Poor Wayfaring Man
A poor wayfaring Man of grief
Hath often crossed me on my way,
Who sued so humbly for relief
That I could never answer nay.
I had not power to ask his name,
Whereto he went, or whence he came;
Yet there was something in his eye
That won my love; I knew not why.
Once, when my scanty meal was spread,
He entered; not a word he spake,
Just perishing for want of bread.
I gave him all; he blessed it, brake,
And ate, but gave me part again.
Mine was an angelís portion then,
For while I fed with eager haste,
The crust was manna to my taste.
I spied him where a fountain burst
Clear from the rock; his strength was gone.
The heedless water mocked his thirst;
He heard it, saw it hurrying on.
I ran and raised the suffírer up;
Thrice from the stream he drained my cup,
Dipped and returned it running oíer;
I drank and never thirsted more.
íTwas night; the floods were out; it blew
A winter hurricane aloof.
I heard his voice abroad and flew
To bid him welcome to my roof.

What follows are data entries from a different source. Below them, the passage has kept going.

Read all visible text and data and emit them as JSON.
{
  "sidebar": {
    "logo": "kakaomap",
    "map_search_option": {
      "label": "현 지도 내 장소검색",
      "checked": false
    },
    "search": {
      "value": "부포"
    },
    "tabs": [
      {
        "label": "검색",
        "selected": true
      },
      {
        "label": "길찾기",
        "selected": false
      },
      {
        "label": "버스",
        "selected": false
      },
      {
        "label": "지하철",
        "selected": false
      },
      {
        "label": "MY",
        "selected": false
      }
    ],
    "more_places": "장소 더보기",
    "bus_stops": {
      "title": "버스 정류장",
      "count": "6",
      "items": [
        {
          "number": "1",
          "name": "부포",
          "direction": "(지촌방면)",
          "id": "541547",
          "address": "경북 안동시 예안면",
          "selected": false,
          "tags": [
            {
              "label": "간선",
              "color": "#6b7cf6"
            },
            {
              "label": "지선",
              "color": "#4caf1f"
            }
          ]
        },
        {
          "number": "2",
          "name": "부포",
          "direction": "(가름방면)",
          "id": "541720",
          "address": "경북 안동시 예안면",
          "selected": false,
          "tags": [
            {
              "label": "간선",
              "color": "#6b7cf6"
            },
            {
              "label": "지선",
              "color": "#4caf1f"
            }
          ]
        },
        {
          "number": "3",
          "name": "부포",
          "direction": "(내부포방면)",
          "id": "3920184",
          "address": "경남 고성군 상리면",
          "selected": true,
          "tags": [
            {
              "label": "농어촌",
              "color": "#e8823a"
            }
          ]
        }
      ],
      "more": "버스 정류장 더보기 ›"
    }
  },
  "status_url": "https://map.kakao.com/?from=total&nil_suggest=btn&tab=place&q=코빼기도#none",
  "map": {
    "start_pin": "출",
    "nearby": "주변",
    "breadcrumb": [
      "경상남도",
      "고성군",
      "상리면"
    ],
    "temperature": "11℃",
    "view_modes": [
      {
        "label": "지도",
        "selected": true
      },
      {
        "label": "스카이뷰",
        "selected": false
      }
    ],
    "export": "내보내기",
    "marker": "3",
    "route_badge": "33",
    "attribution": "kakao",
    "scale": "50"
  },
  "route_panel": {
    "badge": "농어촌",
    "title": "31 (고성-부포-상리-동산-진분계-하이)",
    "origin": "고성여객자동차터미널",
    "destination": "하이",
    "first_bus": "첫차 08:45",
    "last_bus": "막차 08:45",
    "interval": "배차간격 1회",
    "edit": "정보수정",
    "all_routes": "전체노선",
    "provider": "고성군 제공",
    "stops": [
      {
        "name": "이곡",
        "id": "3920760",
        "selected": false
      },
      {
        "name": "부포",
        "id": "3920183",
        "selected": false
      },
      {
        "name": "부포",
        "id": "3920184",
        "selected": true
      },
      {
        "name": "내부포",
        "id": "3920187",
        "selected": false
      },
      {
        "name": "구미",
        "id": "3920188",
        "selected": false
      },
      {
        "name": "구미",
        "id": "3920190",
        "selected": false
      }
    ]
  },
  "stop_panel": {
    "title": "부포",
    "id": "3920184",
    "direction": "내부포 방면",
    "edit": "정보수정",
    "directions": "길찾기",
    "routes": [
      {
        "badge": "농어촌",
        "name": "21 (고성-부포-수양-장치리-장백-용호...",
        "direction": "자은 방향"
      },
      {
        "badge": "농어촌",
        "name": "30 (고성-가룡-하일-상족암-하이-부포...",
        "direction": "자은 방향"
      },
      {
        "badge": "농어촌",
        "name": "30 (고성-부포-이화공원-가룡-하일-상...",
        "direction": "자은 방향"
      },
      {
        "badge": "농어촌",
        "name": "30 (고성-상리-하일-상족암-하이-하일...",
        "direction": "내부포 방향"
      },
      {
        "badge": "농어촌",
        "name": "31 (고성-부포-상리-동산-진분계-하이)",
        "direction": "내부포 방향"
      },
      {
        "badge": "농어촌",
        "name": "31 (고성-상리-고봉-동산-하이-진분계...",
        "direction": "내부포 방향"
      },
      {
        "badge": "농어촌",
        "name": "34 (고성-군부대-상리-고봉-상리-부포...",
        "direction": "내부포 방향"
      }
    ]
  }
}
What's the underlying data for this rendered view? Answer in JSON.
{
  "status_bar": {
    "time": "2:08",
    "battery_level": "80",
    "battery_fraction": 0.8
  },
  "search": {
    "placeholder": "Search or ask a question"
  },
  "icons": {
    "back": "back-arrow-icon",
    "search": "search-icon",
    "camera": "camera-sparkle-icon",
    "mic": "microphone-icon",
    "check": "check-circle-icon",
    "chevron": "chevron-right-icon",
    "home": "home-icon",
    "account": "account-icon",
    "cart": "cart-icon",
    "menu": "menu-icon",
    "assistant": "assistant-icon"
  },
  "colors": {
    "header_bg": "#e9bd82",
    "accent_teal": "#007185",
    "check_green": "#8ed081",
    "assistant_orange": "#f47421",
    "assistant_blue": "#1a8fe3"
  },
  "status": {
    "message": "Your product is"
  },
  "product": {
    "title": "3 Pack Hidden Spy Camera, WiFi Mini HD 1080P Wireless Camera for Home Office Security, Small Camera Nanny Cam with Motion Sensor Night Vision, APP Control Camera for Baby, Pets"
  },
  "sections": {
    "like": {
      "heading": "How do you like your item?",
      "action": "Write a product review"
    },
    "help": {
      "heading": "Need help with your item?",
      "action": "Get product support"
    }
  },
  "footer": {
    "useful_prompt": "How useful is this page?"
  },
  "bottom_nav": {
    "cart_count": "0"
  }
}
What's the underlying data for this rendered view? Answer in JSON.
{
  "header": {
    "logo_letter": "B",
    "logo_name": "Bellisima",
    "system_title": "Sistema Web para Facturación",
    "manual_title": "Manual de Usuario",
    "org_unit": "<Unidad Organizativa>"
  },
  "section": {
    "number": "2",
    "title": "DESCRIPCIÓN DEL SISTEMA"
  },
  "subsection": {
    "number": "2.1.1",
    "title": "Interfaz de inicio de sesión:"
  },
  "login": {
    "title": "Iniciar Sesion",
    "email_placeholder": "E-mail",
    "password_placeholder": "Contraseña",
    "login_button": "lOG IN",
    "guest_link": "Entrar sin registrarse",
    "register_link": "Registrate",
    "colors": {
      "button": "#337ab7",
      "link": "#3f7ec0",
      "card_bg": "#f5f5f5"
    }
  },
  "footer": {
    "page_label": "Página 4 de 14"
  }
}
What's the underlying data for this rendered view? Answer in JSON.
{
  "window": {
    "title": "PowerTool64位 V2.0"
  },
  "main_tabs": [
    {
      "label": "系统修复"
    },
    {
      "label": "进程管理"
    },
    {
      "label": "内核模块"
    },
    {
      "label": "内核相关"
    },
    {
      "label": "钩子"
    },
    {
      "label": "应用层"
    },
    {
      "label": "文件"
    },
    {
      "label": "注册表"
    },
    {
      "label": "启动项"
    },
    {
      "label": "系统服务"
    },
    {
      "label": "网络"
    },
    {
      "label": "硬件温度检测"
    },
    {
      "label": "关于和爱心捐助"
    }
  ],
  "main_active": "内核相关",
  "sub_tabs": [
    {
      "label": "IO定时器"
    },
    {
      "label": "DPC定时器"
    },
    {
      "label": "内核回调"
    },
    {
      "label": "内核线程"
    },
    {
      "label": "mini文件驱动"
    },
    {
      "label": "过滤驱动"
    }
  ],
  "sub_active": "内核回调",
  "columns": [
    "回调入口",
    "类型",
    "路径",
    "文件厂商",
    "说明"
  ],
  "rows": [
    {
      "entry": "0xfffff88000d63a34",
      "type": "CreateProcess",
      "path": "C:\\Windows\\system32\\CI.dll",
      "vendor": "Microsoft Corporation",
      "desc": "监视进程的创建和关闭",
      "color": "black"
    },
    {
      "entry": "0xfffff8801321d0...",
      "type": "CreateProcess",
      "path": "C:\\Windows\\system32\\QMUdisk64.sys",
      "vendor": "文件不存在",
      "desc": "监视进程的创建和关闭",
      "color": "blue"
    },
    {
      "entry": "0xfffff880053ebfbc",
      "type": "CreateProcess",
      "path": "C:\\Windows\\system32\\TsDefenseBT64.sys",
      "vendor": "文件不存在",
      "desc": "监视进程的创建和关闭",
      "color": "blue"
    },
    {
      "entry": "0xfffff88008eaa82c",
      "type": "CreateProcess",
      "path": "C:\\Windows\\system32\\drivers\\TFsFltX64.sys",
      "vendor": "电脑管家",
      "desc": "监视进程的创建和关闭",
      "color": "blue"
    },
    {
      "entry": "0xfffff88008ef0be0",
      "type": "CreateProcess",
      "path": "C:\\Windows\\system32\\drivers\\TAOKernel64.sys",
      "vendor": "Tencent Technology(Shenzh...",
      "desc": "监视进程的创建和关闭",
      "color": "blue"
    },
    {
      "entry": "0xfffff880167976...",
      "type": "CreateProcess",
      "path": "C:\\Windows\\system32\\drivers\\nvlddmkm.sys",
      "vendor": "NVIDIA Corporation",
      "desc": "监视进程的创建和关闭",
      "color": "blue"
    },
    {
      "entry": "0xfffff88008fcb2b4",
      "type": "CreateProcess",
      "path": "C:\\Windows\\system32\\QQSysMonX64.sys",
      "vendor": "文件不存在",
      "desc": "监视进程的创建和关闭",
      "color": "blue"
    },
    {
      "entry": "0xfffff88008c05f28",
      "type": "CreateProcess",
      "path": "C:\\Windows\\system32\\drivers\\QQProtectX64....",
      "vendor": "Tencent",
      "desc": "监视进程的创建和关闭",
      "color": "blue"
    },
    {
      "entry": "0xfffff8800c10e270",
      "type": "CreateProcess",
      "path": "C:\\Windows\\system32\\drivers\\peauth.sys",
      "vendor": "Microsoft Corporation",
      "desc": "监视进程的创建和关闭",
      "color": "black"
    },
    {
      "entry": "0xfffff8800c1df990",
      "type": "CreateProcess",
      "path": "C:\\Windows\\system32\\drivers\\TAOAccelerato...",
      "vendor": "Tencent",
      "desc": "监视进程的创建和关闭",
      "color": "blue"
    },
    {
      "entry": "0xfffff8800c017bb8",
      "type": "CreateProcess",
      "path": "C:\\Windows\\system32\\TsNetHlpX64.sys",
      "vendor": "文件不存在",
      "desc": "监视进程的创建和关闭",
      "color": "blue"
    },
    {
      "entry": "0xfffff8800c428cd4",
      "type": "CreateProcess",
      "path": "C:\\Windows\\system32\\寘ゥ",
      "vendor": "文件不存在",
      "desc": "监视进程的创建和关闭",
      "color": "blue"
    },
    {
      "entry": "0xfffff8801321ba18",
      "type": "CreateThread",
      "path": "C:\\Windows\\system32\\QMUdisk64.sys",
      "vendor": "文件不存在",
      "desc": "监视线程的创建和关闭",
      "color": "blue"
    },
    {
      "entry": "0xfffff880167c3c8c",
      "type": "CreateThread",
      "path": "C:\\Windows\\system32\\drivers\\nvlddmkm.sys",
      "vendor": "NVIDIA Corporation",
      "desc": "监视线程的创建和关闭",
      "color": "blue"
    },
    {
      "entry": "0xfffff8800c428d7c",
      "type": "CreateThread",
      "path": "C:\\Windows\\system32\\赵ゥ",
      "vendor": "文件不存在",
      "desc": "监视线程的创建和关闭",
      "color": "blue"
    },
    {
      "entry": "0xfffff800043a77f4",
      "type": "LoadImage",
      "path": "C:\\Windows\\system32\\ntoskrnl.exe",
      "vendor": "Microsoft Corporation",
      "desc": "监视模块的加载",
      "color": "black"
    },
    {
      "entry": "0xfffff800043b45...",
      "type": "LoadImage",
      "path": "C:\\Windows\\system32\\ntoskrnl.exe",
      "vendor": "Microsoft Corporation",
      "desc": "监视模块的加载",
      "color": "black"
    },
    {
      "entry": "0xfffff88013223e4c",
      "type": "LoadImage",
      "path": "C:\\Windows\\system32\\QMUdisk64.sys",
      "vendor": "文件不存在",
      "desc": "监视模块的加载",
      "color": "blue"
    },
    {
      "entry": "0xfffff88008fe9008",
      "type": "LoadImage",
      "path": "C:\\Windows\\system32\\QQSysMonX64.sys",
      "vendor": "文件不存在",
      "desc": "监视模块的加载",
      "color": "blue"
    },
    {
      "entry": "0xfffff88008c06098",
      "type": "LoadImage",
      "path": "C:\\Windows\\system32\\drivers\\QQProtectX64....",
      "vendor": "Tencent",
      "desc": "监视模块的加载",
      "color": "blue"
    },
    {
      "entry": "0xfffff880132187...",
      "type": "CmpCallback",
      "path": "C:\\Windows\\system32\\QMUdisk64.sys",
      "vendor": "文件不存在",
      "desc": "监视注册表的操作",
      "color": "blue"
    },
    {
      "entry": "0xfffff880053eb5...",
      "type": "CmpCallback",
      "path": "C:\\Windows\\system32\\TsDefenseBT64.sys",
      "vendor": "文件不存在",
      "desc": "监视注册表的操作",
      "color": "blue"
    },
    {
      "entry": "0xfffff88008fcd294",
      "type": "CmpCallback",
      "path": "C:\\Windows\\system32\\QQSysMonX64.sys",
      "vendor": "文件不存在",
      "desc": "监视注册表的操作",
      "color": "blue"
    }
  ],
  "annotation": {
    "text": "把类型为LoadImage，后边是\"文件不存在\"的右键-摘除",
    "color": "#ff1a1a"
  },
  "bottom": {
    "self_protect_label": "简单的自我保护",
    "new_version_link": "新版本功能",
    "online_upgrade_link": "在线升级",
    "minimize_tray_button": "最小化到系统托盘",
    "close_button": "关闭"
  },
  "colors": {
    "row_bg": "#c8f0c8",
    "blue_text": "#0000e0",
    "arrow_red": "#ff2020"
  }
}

I warmed and clothed and cheered my guest
And laid him on my couch to rest;
Then made the earth my bed, and seemed
In Edenís garden while I dreamed.
Stripped, wounded, beaten nigh to death,
I found him by the highway side.
I roused his pulse, brought back his breath,
Revived his spirit, and supplied
Wine, oil, refreshmentóhe was healed.
I had myself a wound concealed,
But from that hour forgot the smart,
And peace bound up my broken heart.
In prisín I saw him next, condemned